Sullom Voe’s financial future under review
The port of Sullom Voe may be worth £70 million, but if it was sold it could realise £100 million in investments, according to financial modelling.
But, said chairwoman of the harbour board Andrea Manson, the port is categorically not up for sale. It does, however, have to increase its income.
Ms Manson said: “It’s not for sale, we’re just looking at how much we could make by investing the money.” Regarding its income, she said: “The oil industry has to tell us what it needs.” She added that the report was the first of many.
Head of infrastructure Maggie Sandison said the oil terminal is currently at a “low point” in activity and therefore in income. The money coming in could be increased in two ways – by reducing its hours of operation, it currently operates “24/7”, or by increasing charges.
Mrs Sandison said: “What we currently have is not sustainable so something has to change.
“By changing the operating model [from 24/7] we could change the operating cost and increase return.
“Currently income is generated by harbour dues so we could change the charging mechanism.”
Sale is one option, she said, that was looked at in the report and checked by local government advisers SOLACE (Society of Local Authority Chief Executives). The valuation of £70 million, estimated by SOLACE after financial modelling done by the council, was based on the current low throughput.
Mrs Sandison said it is predicted that the throughput at the terminal will increase in the coming decades before reducing as the terminal runs down, expected to be around 2050.
This week a meeting of the harbour board heard that harbour dues at Sullom Voe could be increased by six per cent, which executive head of finance James Gray said would ensure the organisation would be achieving a financially sustainable budget for 2015/16.

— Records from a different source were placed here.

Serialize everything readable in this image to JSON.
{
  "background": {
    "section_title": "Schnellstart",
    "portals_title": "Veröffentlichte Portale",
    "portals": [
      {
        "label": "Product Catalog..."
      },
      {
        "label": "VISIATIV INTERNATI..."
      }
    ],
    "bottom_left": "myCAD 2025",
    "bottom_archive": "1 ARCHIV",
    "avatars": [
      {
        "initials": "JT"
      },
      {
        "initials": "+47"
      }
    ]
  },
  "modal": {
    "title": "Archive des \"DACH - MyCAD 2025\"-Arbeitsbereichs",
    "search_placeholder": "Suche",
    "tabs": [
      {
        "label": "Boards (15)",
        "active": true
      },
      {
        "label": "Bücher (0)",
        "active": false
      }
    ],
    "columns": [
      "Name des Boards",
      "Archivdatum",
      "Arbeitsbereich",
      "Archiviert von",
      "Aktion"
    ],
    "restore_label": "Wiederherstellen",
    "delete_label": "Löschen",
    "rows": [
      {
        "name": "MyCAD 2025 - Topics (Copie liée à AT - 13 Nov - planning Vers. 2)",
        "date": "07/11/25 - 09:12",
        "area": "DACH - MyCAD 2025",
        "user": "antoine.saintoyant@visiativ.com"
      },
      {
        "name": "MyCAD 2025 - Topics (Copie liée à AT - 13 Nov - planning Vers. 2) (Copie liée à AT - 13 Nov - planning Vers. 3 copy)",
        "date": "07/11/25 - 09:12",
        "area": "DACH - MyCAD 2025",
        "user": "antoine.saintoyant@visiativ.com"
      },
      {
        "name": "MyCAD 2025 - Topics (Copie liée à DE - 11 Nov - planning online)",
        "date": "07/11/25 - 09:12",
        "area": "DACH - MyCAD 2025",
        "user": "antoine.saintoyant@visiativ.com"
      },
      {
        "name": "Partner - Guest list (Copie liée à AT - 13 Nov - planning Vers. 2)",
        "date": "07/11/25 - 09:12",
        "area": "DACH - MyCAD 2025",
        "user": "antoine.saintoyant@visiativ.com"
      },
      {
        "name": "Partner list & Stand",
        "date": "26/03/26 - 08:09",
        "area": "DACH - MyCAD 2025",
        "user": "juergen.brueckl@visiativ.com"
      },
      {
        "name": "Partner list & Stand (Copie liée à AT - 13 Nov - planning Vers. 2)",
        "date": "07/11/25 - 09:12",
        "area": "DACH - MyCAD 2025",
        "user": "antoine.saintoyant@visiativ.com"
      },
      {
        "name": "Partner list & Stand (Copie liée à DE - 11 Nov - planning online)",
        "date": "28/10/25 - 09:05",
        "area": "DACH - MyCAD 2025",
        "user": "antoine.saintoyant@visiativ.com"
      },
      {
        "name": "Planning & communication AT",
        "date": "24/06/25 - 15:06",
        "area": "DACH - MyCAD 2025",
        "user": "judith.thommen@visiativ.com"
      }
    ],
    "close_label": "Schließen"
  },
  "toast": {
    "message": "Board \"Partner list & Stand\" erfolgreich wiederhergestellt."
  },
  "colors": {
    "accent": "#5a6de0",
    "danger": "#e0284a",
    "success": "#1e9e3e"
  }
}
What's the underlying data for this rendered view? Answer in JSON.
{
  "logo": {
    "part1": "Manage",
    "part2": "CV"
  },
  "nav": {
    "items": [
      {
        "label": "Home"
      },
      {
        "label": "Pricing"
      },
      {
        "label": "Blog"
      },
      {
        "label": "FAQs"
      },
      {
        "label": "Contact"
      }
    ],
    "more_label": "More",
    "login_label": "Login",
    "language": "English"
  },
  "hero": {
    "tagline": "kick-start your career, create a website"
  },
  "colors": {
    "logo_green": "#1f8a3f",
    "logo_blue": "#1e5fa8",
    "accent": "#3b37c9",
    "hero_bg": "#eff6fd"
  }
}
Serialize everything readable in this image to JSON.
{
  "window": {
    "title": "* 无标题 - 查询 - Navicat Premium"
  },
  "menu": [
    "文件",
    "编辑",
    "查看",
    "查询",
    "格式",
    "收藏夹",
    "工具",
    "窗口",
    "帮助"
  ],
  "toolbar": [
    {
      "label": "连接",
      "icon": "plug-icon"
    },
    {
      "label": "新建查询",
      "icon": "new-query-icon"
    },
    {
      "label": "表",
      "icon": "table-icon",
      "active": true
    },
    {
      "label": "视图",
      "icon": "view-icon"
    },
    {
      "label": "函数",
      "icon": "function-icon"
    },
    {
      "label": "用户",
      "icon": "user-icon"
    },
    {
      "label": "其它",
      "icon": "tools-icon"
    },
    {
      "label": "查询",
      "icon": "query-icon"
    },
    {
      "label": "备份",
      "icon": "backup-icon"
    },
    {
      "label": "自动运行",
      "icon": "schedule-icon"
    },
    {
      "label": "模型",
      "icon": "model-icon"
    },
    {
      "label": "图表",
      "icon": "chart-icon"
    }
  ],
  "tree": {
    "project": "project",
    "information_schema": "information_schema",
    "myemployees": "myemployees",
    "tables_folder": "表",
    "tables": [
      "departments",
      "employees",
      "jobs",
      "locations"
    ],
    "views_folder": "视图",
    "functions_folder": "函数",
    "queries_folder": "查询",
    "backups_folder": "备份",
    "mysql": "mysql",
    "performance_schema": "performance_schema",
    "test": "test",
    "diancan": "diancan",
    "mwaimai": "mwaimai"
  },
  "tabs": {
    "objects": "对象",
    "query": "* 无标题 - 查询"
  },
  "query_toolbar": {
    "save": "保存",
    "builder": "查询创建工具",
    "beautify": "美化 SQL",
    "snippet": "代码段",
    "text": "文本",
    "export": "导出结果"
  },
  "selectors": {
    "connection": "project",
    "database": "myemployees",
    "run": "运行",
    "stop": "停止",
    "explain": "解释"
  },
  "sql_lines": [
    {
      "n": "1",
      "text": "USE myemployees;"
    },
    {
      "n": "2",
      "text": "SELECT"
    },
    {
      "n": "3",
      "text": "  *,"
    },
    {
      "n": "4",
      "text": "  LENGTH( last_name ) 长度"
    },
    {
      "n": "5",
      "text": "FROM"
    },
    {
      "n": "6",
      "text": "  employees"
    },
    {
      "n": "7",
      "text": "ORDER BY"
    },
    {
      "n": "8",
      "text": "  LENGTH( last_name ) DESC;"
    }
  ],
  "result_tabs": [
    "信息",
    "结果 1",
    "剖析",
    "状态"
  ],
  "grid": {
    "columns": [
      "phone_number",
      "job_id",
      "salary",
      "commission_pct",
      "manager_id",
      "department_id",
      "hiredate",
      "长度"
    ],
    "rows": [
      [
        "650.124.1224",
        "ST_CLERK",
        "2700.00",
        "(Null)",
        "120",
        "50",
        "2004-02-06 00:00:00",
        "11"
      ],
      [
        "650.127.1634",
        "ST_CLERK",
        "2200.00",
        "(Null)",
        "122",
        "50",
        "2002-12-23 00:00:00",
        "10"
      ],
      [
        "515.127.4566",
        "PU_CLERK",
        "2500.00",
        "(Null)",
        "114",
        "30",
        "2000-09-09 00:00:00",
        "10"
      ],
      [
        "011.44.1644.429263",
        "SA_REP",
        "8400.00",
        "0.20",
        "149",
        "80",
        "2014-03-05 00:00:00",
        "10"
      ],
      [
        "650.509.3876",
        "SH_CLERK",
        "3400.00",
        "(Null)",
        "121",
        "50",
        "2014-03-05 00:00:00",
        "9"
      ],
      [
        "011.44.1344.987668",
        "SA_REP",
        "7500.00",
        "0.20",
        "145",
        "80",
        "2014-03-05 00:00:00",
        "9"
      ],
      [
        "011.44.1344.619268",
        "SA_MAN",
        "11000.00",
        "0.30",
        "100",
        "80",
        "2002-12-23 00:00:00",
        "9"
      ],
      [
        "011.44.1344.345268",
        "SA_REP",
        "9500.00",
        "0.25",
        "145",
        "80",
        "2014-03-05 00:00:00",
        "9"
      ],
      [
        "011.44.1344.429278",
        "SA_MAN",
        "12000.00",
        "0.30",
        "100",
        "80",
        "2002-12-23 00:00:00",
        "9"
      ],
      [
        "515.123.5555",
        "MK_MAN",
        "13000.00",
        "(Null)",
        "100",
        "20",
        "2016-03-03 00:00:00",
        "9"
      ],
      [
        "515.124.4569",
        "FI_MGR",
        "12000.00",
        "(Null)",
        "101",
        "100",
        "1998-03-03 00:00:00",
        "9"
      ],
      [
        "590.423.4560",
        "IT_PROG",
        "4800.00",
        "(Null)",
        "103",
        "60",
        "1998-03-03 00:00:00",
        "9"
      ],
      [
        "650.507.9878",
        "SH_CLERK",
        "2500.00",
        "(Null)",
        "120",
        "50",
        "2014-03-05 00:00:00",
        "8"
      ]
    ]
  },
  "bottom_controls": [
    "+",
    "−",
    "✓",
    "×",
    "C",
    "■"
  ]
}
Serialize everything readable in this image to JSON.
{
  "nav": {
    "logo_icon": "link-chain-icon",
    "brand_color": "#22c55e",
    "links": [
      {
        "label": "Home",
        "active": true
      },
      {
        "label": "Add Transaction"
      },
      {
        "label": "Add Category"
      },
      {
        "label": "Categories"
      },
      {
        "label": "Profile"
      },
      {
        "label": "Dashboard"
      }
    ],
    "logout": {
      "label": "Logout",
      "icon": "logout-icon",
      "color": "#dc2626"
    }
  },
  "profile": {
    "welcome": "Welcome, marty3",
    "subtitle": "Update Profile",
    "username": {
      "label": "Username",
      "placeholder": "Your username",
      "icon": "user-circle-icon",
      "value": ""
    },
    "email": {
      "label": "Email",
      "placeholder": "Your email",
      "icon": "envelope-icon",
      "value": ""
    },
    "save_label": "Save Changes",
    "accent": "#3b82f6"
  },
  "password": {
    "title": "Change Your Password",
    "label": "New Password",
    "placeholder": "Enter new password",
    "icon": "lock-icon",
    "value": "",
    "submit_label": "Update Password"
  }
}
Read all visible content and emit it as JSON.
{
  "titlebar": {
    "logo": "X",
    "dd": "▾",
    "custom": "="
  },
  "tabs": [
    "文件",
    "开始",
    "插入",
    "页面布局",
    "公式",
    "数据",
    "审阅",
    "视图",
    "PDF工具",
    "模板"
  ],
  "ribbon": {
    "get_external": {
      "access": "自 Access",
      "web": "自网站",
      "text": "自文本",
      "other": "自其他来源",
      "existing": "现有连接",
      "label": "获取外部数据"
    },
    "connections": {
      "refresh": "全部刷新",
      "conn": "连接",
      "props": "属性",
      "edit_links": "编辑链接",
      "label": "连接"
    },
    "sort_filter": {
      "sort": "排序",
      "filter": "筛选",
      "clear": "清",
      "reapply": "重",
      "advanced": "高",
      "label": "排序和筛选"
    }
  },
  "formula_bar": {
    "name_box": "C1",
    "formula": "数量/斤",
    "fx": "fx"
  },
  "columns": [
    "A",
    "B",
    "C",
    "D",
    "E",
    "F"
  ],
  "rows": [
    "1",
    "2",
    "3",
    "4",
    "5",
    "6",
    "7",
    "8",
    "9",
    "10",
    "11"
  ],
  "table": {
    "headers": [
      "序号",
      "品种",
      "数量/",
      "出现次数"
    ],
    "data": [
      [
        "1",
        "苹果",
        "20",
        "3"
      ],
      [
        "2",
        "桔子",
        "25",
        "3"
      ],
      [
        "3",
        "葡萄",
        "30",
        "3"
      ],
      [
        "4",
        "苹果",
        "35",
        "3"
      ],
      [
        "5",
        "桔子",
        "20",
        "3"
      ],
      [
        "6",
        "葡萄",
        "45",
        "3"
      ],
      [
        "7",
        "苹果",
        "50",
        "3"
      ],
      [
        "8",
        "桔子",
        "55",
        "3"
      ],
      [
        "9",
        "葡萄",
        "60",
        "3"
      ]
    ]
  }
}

Mr Gray also said that it was expected that gas throughput from Total would start by at least the autumn of next year, in the “last two quarters” of the financial year. He said that £1.349 million was a “realistic” figure for this period, and this would fund council services.